It is best to add it to food as a seasoning for food.
The usual breakfast cup is not just some kind of tradition. Coffee is rich in beneficial antioxidants. Studies have shown that those who drink coffee frequently have a lower risk of developing dementia. However, you should not add too much cream and sugar to your coffee – you do not need extra calories.
Try yogurt, especially with fresh fruit or whole grains. The vitamins and minerals in yogurt help relieve stress and give your body and brain more energy. In addition, studies show that probiotics (such as those found in live and active cultured yogurts) help maintain cognitive function and prevent age-related memory loss.
Perhaps the most beneficial are egg yolks. It is rich in important minerals and vitamins, such as vitamins A, D, E and K. When you eat eggs, your brain uses these vitamins to support memory and improve connections between brain cells.
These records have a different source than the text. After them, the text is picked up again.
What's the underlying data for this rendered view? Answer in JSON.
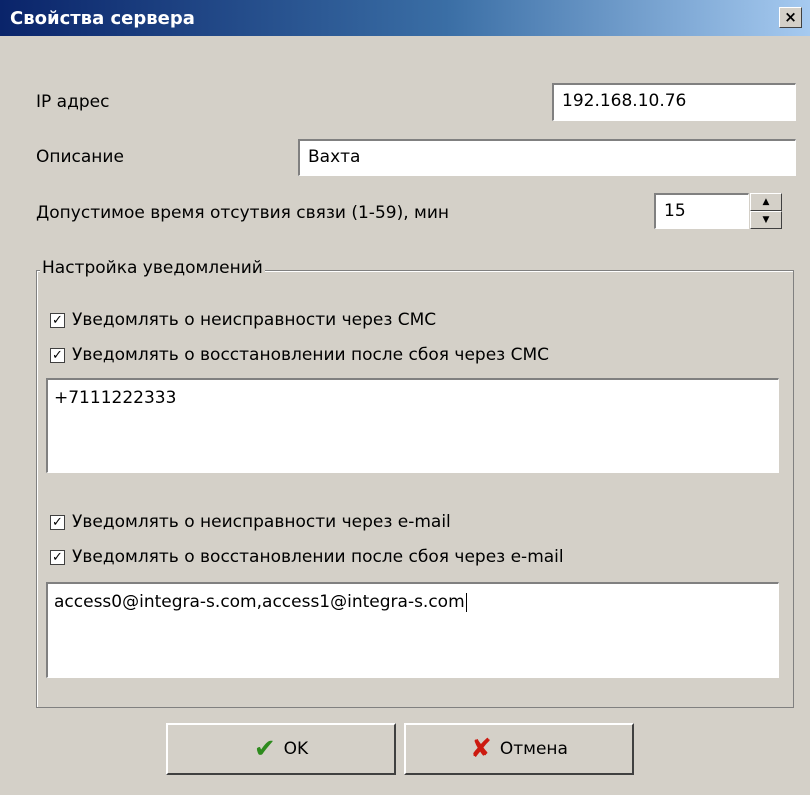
{
  "window": {
    "title": "Свойства сервера",
    "close_glyph": "×"
  },
  "fields": {
    "ip_label": "IP адрес",
    "ip_value": "192.168.10.76",
    "desc_label": "Описание",
    "desc_value": "Вахта",
    "timeout_label": "Допустимое время отсутвия связи (1-59), мин",
    "timeout_value": "15"
  },
  "notifications": {
    "group_title": "Настройка уведомлений",
    "sms_fault_label": "Уведомлять о неисправности через СМС",
    "sms_restore_label": "Уведомлять о восстановлении после сбоя через СМС",
    "sms_numbers": "+7111222333",
    "email_fault_label": "Уведомлять о неисправности через e-mail",
    "email_restore_label": "Уведомлять о восстановлении после сбоя через e-mail",
    "emails": "access0@integra-s.com,access1@integra-s.com",
    "checks": {
      "sms_fault": true,
      "sms_restore": true,
      "email_fault": true,
      "email_restore": true
    }
  },
  "buttons": {
    "ok_label": "OK",
    "cancel_label": "Отмена"
  },
  "icons": {
    "ok": "checkmark-icon",
    "cancel": "cross-icon",
    "spin_up": "arrow-up-icon",
    "spin_down": "arrow-down-icon"
  },
  "colors": {
    "titlebar_start": "#0a246a",
    "titlebar_end": "#a6caf0",
    "ok_icon": "#2e8b1e",
    "cancel_icon": "#cc1a10"
  }
}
Boil eggs and try them with chopped vegetables and hummus or eat them for breakfast, like an omelette with spinach, tomatoes and onions.
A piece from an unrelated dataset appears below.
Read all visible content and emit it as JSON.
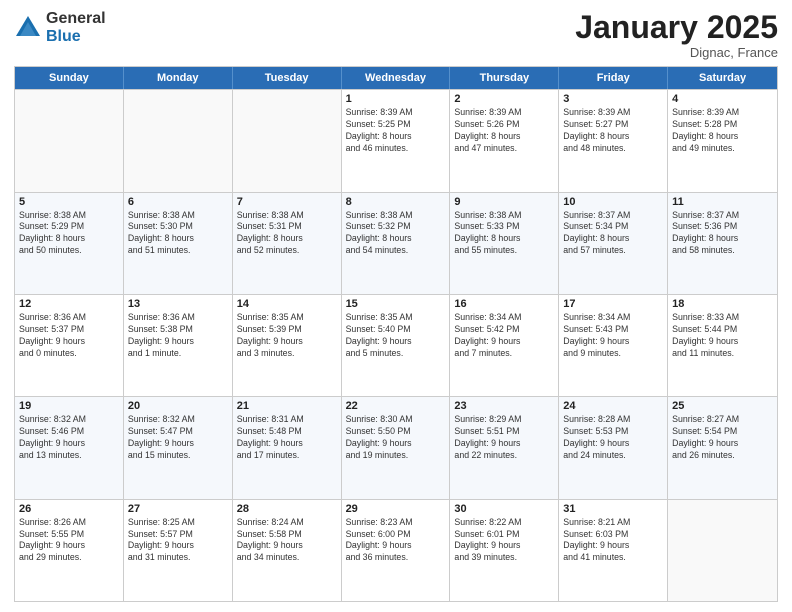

Oatmeal, barley and other whole grains are rich in excellent complex carbohydrates that nourish the brain. Oats contain soluble fiber, remove cholesterol from the body and do not form atherosclerotic plaques in the arteries. The arteries are cleansed and provide good blood flow, reducing the risk of stroke and dementia. Whole grains are also a staple of the Mediterranean diet, a diet that improves cognitive performance compared to a low-fat diet.
Blackberries are a superfood rich in antioxidants. It has anti-inflammatory action on the cells of the body, including brain cells, improves motor function and learning ability. The powerful antioxidants in berries are phytochemical. They are the ones that give fruits and vegetables their unique color and foods with a high content in them are more effective in improving your health. These substances are found in decent amounts in blackberries.
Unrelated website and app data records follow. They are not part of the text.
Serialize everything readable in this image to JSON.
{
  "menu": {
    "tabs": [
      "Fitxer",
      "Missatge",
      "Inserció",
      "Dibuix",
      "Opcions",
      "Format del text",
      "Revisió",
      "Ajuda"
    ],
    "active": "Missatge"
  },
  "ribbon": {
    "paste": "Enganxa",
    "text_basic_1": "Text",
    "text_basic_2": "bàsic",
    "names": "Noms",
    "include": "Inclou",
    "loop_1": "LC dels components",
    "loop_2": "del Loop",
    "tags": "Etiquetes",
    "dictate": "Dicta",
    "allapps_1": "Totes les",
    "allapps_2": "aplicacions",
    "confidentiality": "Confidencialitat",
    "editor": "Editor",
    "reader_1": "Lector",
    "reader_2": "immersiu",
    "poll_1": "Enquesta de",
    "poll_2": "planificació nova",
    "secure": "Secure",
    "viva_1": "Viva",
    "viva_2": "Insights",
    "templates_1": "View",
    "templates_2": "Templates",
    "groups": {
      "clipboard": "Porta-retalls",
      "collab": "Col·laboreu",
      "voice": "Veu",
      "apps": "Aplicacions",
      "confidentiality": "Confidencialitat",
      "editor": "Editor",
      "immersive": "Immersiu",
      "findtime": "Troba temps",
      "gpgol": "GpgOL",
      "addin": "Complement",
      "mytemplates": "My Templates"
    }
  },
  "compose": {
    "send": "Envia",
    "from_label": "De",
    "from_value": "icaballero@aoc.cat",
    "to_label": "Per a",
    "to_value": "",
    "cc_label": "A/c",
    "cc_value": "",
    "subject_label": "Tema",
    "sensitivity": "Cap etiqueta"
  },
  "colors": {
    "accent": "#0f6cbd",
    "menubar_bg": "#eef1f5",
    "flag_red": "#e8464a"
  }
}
Carotenoids are a class of phytochemicals that give bright yellow, red and orange hues to many fruits and vegetables and lutein is one of the most important of these. Greens are the most important source of lutein. Surprisingly, dark green vegetables such as kale are rich in lutein, although it is considered a yellow pigment. Recently, high levels of lutein have been shown to have a positive effect on brain function, including in children. Levels of lutein and zeaxanthin (another important carotenoid) in our body can be measured in the macula (retina). This is related to their number in the brain. In turn, the degree of pigmentation in the brain is related to math and writing skills in children, as well as to the function of hearing in both older and relatively young people. A scientific study in about 1,000 seniors, previously published in the journal Neurology, confirmed that eating green leafy vegetables every day slows the cognitive decline with age. If you eat green cabbage and spinach regularly, you can really improve your brain function.
Thus, the best foods for brain health are: nuts, fish, avocados, rosemary spices, coffee, Greek yogurt, eggs, whole grains, citrus blueberries, kale.
All of these products are part of the so-called MIND diet. The MIND diet is a complete diet that helps maintain brain function. It is based on foods such as berries, green leafy vegetables, whole grains, nuts, beans and fatty fish. By following the MIND diet, you can reduce your risk of cognitive impairment, Alzheimer’s disease, as well as cardiovascular and many other diseases.